■ PROMPT: Read the records below and report each line in which "this" occurs.
-- Opening Marker --
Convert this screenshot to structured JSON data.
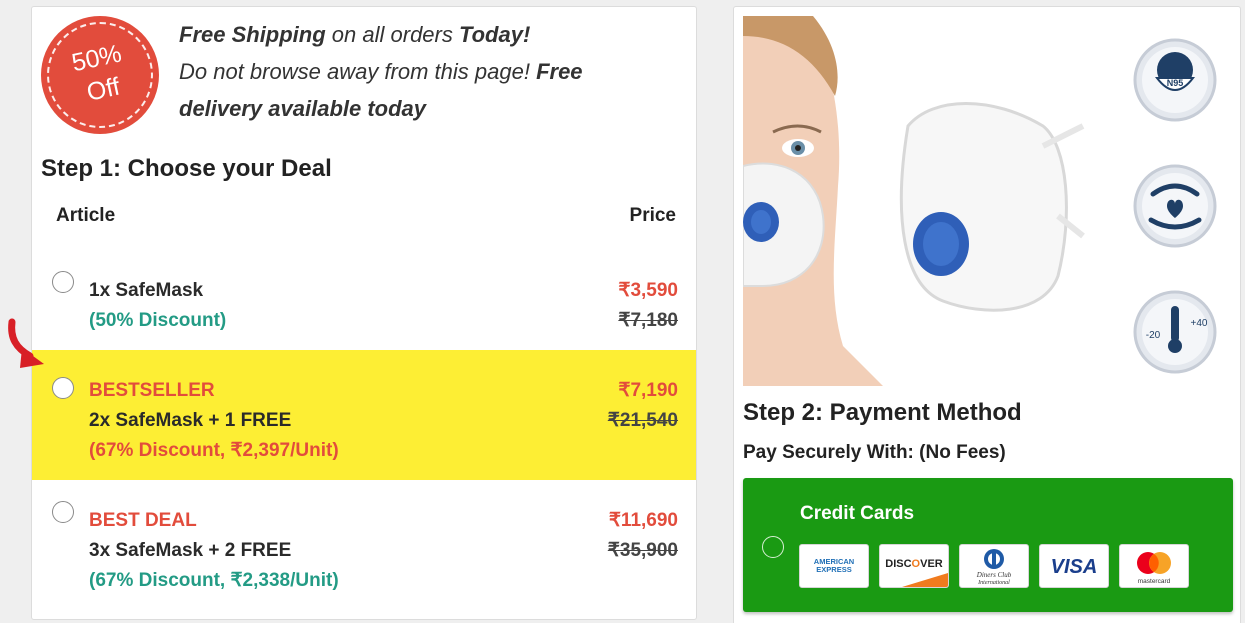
{
  "badge": {
    "line1": "50%",
    "line2": "Off"
  },
  "promo": {
    "free_shipping": "Free Shipping",
    "on_all_orders": " on all orders ",
    "today": "Today!",
    "dont_browse": "Do not browse away from this page! ",
    "free": "Free",
    "delivery": "delivery available today"
  },
  "step1": {
    "title": "Step 1: Choose your Deal",
    "col_article": "Article",
    "col_price": "Price"
  },
  "deals": [
    {
      "line1": "1x SafeMask",
      "line2": "(50% Discount)",
      "price": "₹3,590",
      "old_price": "₹7,180",
      "selected": false
    },
    {
      "tag": "BESTSELLER",
      "line1": "2x SafeMask + 1 FREE",
      "line2": "(67% Discount, ₹2,397/Unit)",
      "price": "₹7,190",
      "old_price": "₹21,540",
      "selected": false,
      "highlighted": true
    },
    {
      "tag": "BEST DEAL",
      "line1": "3x SafeMask + 2 FREE",
      "line2": "(67% Discount, ₹2,338/Unit)",
      "price": "₹11,690",
      "old_price": "₹35,900",
      "selected": false
    }
  ],
  "features": {
    "n95_label": "N95",
    "temp_low": "-20",
    "temp_high": "+40"
  },
  "step2": {
    "title": "Step 2: Payment Method",
    "subtitle": "Pay Securely With: (No Fees)",
    "credit_cards_label": "Credit Cards",
    "cards": [
      "AMERICAN EXPRESS",
      "DISCOVER",
      "Diners Club International",
      "VISA",
      "mastercard"
    ]
  },
  "colors": {
    "accent_red": "#e24c3c",
    "discount_green": "#239b85",
    "highlight_yellow": "#fdee34",
    "payment_green": "#1a9a13"
  },
  "icons": [
    "n95-mask-icon",
    "protection-hands-icon",
    "thermometer-icon",
    "arrow-icon"
  ]
}
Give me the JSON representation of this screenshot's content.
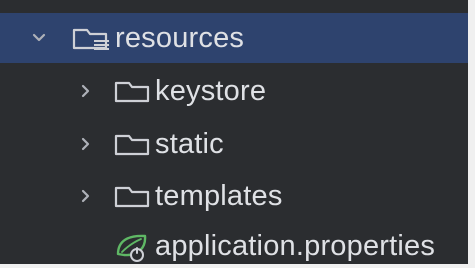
{
  "project_tree": {
    "colors": {
      "background": "#2b2d30",
      "selected_row": "#2e436e",
      "text": "#dfe1e5",
      "icon_stroke": "#ced0d6",
      "spring_green": "#5fb865"
    },
    "items": [
      {
        "label": "resources",
        "icon": "resources-folder-icon",
        "expanded": true,
        "selected": true
      },
      {
        "label": "keystore",
        "icon": "folder-icon",
        "expanded": false,
        "selected": false
      },
      {
        "label": "static",
        "icon": "folder-icon",
        "expanded": false,
        "selected": false
      },
      {
        "label": "templates",
        "icon": "folder-icon",
        "expanded": false,
        "selected": false
      },
      {
        "label": "application.properties",
        "icon": "spring-properties-icon",
        "selected": false
      }
    ]
  }
}
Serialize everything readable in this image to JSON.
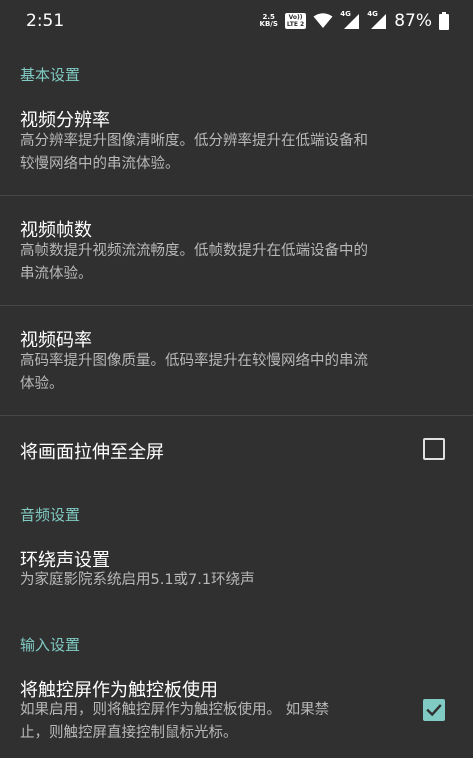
{
  "status_bar": {
    "time": "2:51",
    "net_speed_value": "2.5",
    "net_speed_unit": "KB/S",
    "volte_top": "Vo))",
    "volte_bottom": "LTE 2",
    "signal1_label": "4G",
    "signal2_label": "4G",
    "battery_pct": "87%",
    "icons": [
      "wifi-icon",
      "signal-icon",
      "signal-icon",
      "battery-icon"
    ]
  },
  "sections": {
    "basic": "基本设置",
    "audio": "音频设置",
    "input": "输入设置"
  },
  "prefs": {
    "resolution": {
      "title": "视频分辨率",
      "summary_line1": "高分辨率提升图像清晰度。低分辨率提升在低端设备和",
      "summary_line2": "较慢网络中的串流体验。"
    },
    "framerate": {
      "title": "视频帧数",
      "summary_line1": "高帧数提升视频流流畅度。低帧数提升在低端设备中的",
      "summary_line2": "串流体验。"
    },
    "bitrate": {
      "title": "视频码率",
      "summary_line1": "高码率提升图像质量。低码率提升在较慢网络中的串流",
      "summary_line2": "体验。"
    },
    "stretch": {
      "title": "将画面拉伸至全屏",
      "checked": false
    },
    "surround": {
      "title": "环绕声设置",
      "summary": "为家庭影院系统启用5.1或7.1环绕声"
    },
    "touchpad": {
      "title": "将触控屏作为触控板使用",
      "summary_line1": "如果启用，则将触控屏作为触控板使用。 如果禁",
      "summary_line2": "止，则触控屏直接控制鼠标光标。",
      "checked": true
    }
  },
  "colors": {
    "background": "#303030",
    "accent": "#80cbc4",
    "summary_text": "#b8b8b8",
    "divider": "#474747"
  }
}
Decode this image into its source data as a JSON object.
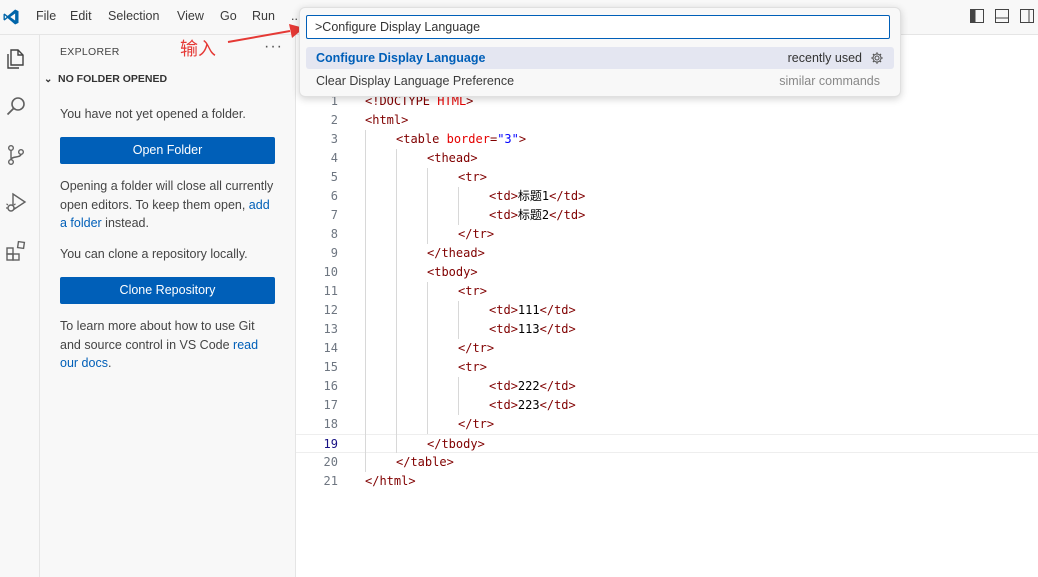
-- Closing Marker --
■ RESPONSE:
Convert this screenshot to structured JSON data.
    "dont_browse": "Do not browse away from this page! ",
Give me the JSON representation of this screenshot's content.
Serialize everything readable in this image to JSON.
Decode this image into its source data as a JSON object.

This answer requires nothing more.